Language is powerful and the words we use make a difference. That’s why we need to be careful to examine the words we use when we talk about disability and people with disabilities.
Read Follow the Vision, Part One here. INNISKEEL MONASTERY, 598 AD Dusk curtains the monastery as Feidhelm traces a finger beneath Aibreann’s closed eyes, along her cheekbone and across the dimple of her chin. She is still warm, clinging to the last fragment of life that struggles within her.
It’s Market Day in Wells the day we arrive. Cramped and weary from our road trip across southern England, the rising cathedral spires elicit something of an excited yawn as I strain, stretch and stare out the window in waking anticipation from an uncomfortably long sleep.

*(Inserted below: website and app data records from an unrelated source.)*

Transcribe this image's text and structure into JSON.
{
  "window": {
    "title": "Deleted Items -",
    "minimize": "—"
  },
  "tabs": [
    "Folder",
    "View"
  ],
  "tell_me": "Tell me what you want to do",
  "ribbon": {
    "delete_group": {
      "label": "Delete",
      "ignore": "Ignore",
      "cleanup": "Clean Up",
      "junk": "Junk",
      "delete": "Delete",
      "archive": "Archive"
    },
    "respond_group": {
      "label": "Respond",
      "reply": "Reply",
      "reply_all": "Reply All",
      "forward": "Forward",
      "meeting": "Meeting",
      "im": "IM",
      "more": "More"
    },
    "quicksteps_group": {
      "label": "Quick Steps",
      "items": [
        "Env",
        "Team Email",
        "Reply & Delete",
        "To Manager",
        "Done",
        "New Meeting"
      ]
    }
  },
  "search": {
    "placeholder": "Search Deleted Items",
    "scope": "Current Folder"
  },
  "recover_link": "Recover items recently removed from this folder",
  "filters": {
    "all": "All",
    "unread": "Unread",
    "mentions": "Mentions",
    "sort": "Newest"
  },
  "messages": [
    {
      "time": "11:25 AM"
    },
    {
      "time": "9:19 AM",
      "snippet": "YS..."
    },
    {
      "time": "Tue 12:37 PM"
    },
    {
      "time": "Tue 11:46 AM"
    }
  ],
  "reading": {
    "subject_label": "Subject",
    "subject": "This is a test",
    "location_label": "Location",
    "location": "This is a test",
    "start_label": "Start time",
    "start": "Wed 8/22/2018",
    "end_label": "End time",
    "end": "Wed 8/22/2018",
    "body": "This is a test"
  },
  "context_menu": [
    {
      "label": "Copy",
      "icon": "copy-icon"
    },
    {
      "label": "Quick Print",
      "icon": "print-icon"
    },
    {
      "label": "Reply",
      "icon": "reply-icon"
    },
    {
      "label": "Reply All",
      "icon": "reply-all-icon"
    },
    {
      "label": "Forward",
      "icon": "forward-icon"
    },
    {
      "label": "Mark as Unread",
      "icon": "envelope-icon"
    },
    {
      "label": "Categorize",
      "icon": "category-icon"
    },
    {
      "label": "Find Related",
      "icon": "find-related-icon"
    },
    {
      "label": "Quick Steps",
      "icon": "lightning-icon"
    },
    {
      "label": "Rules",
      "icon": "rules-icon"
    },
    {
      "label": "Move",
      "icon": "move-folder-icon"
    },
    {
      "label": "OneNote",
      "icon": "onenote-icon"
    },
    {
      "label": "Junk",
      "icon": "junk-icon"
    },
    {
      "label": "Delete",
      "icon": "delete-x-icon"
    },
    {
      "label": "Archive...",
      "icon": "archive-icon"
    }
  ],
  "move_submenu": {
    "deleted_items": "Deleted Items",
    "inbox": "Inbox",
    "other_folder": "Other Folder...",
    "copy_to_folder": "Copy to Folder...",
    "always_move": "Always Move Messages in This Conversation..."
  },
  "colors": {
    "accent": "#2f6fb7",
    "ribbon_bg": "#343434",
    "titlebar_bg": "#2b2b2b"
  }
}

DRUIM CETT, 575 AD “King Hugh, listen to me, I beg of you. To abolish the fild will be to abolish the very foundation of Ireland. Our identity as a nation owes itself to this order; the filid are the keepers of our history, the ones who preserve our culture.
Being thankful for the body that you live inside doesn’t always come easily. It’s a lot easier to wish it would look different, act different or be something else entirely than to be thankful for what it is and what it does to keep you alive.